The culmination of centuries of conflict in the Mediterranean and the suppression of slavery in North Africa, the British Admiralty under the command of Edward Pellew, Baron Exmouth, were victorious over the Barbary Coast States in 1816, destroying the Dey of Algier’s fleet and battlements at the mouth of the Mediterranean. The bombardment of Algiers began at 3 p.m. on August 27th, 1816. Twenty-eight ships, including a fleet of Dutch allies led by Vice-Admiral Theodorus Frederik van Capellen who joined the exposition at Gibraltar, followed Lord Exmouth’s flagship H.M.S. QUEEN CHARLOTTE to pound the North African city into submission with a devastation 10-hour naval siege of the Mediterranean base of the Barbary Corsairs.

The end of the Napoleonic Campaigns in 1815 made it possible for the British Naval command to focus on the Barbary Coast’s piratical forces. The remains of their Algerian Fleet and castle fortifications are visible in this large scale painting by the artist Thomas Luny, one of two known masterpieces of this epic engagement by the artist. The other painting, once owned by Lord Exmouth’s family, was purchased by a British museum. A deep and dark evening of severe weather is illuminated with the glow of the cannons and fires, the fleet of the corsairs caught in the annihilation. A sky-high fire bomb and lightning strike are visible, as is the British warships’ imminent victory, with English marines and Barbary corsairs still manning the rowed launches.

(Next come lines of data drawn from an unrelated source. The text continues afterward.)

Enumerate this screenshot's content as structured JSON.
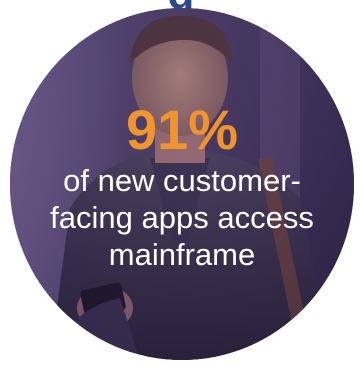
{
  "heading_fragment": "g",
  "stat": {
    "value": "91%",
    "caption_lines": [
      "of new customer-",
      "facing apps access",
      "mainframe"
    ]
  },
  "colors": {
    "heading": "#2b4a8c",
    "stat": "#f0952e",
    "caption": "#ffffff"
  }
}
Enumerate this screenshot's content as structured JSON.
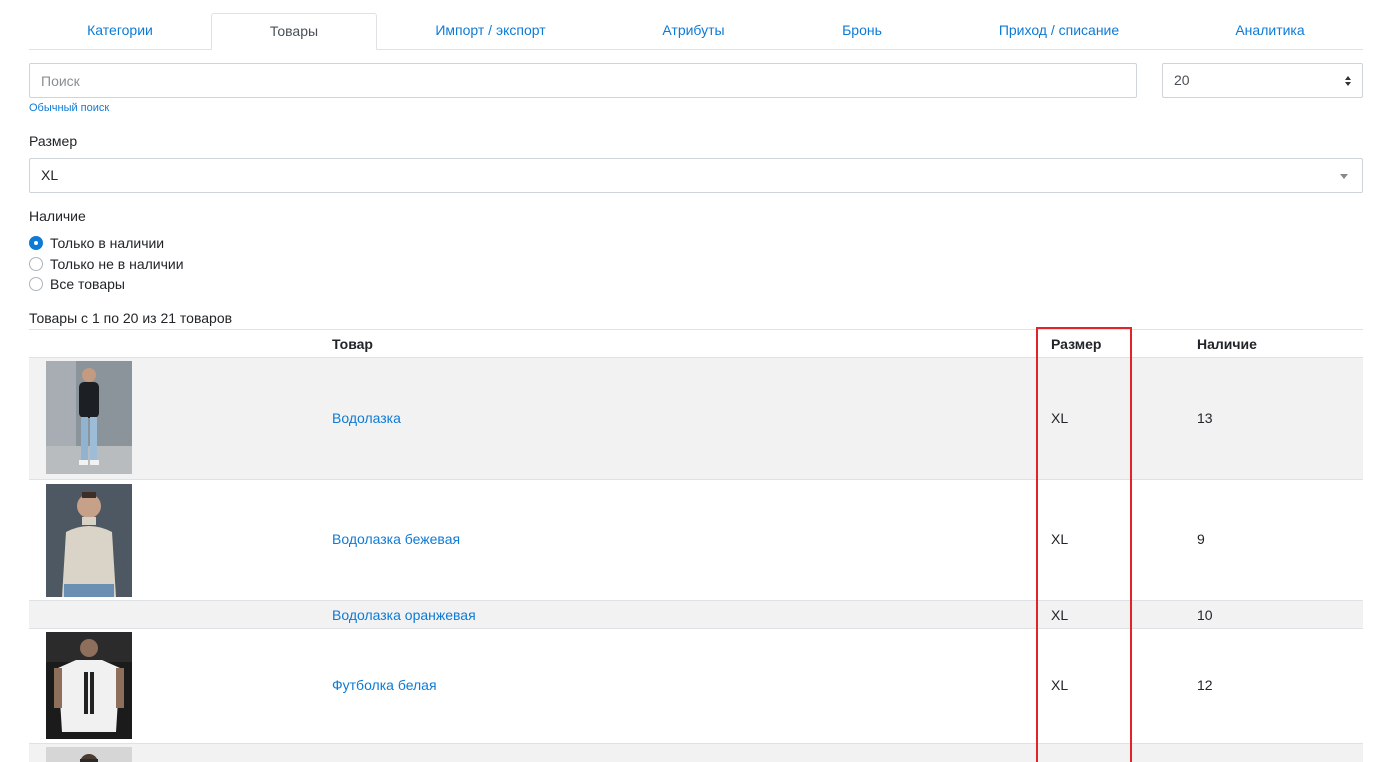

Exmouth’s Flagship, H.M.S. QUEEN CHARLOTTE is prominent, her triple-decked 100 guns having served their purpose. For decades, Barbary corsairs had demanded tribute and ransom of Western ships to sail the ... Read More